EDEN PRAIRIE, Minn. -- The Minnesota Vikings started this season with an interesting experiment at quarterback.
Would a second-year project from Division I-AA, an unproven veteran acquired the week before the regular season and a career backup be enough to get them through the season?
Starter Tarvaris Jackson has been shaky at best in his four starts, and a broken right index finger leaves his availability for this week's game against San Diego in question.
Backup Kelly Holcomb hasn't played any better than Jackson in his three starts and suffered a whiplash injury when he was sacked in a loss to Philadelphia on Sunday.
Holcomb was "extremely sore" on Monday, but an MRI and CT scan revealed no structural damage after he fell awkwardly on his head and went numb for a few moments in the third quarter.
"Looking at it today, and the way I hit the ground and bounced off the turf, I was lucky," Holcomb said.
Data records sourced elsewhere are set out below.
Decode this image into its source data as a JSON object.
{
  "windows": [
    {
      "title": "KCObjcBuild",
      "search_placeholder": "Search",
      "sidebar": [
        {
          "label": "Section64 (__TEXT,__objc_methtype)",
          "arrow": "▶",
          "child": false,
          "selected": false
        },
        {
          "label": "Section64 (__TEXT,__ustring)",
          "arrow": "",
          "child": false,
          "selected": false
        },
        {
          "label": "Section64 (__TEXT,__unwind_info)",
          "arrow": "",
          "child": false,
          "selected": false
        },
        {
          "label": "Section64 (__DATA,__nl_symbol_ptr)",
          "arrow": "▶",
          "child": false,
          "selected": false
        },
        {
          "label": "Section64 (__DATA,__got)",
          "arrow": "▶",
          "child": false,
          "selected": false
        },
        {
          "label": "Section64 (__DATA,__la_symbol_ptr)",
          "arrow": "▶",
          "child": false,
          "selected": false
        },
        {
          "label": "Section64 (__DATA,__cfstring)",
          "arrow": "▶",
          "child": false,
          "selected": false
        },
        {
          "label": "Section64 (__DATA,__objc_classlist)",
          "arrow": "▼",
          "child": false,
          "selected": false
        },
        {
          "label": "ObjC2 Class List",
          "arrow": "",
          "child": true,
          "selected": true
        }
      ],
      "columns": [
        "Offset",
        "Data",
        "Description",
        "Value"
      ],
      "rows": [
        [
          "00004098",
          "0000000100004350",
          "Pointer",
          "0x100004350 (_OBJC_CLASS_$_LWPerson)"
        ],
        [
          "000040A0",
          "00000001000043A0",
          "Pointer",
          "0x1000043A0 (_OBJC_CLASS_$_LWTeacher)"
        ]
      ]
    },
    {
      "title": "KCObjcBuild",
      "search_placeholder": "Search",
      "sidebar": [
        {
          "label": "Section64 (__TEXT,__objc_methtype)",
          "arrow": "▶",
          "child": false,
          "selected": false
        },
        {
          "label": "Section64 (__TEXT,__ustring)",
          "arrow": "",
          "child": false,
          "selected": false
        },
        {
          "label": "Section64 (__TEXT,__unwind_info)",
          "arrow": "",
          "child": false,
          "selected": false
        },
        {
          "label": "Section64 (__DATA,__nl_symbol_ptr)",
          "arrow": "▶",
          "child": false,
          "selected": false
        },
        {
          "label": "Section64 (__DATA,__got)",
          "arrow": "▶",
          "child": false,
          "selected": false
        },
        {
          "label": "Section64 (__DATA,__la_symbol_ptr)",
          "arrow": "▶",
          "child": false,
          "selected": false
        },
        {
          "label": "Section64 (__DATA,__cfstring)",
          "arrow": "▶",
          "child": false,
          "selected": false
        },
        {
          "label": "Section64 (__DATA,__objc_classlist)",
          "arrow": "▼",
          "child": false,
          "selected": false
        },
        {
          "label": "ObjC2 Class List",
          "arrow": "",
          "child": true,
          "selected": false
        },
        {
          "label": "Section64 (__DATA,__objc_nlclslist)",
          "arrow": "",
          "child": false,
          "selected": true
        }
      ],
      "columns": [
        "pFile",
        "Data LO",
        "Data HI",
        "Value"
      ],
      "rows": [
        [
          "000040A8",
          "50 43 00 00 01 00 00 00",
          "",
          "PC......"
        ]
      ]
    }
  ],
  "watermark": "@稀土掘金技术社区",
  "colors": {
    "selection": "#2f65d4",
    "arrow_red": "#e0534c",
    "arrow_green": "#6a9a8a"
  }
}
That leaves Brooks Bollinger, who entered training camp competing with Jackson for the starting job but found himself third on the depth chart after the Vikings acquired Holcomb during the last week of the preseason, as the only healthy quarterback on the roster.
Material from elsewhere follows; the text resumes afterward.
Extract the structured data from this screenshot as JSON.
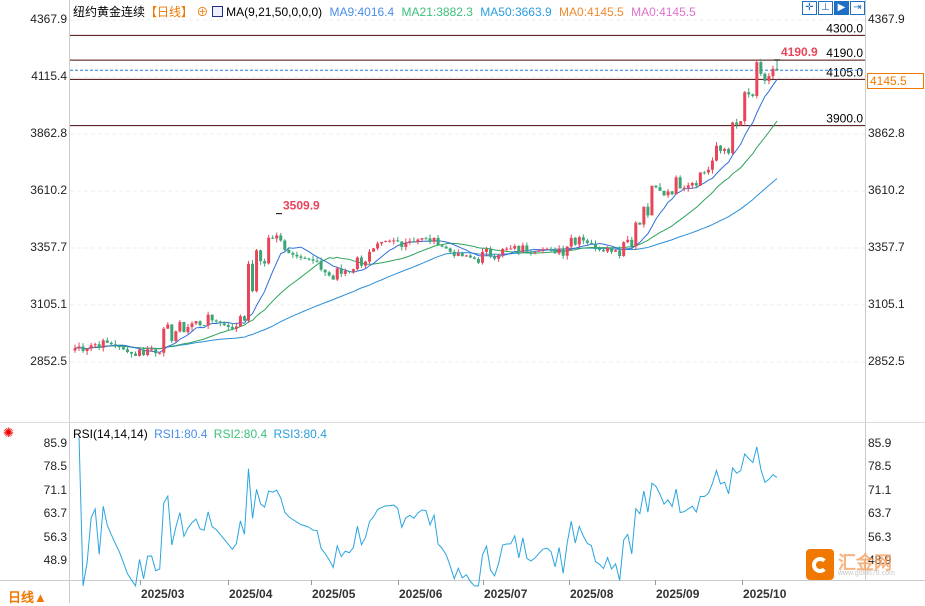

Bollinger was 7-for-10 for 94 yards in emergency duty against the Eagles, but Childress said Monday that Jackson will get the start if his finger feels good enough to throw.
"If Tarvaris can go, he's going to go," Childress said. "We just have to see where Kelly's injury takes him in terms of how comfortable he is."
Jackson plans to throw on Tuesday to test out the finger, and Childress said the team has no immediate plans to bring in another quarterback.
Childress' continued support of Jackson despite a completion percentage (46 percent) and a quarterback rating (48.7) that rank at the bottom of the NFL shows that the coach is not ready to turn the reins over to Bollinger, who looked more comfortable in two quarters against the Eagles than Jackson or Holcomb has all season.
Just like his two teammates, however, Bollinger couldn't get the Vikings into the end zone in a 23-16 loss that dropped them to 2-5 in a season that is in danger of becoming lost in a hurry.
"Everybody wants to be on the field. Everybody wants to contribute to this team," Bollinger said. "But that's coach's decision and I'm going to show up Wednesday and accept whatever role I'm given and go out and do it to the best of my ability."
It's not just the Vikings quarterbacks who are bruised and battered. The other players could use some rehab as well.
The Vikings have won just four of their last 17 games, and a once-proud defense that has carried the team during Childress' 1½-year tenure is starting to show some cracks in its bravado.
After Donovan McNabb threw for 333 yards and a touchdown against what has become a porous pass defense, normally cocksure safety Darren Sharper started to express some doubts.
"We watch tape and see other teams matched up good against him and see him struggle. Then he comes in here and picks us apart, which might be letting us know that we are not as good as we think we are," Sharper said. "A guy comes in that against other teams struggles and he comes in here and plays well. That is saying it all right there."
Linebacker Chad Greenway said the team remains united and has not lost confidence, but they realize how dire their situation has become.
"Our work is cut out for us," Greenway said. "We know that we're on the ropes and we have to just keep fighting. We're a fighting team."
Childress said he planned to address the team this week, emphasizing the positives he has seen to try and keep the players' attitudes from turning south.
"You have to press on and compete," Childress said. "These are tough times. Nobody likes it. But the opportunities are there. I need to make sure that I'm continuing to explore all of the opportunities to give our guys a chance to use their skills."
Copyright 2007 by The Associated Press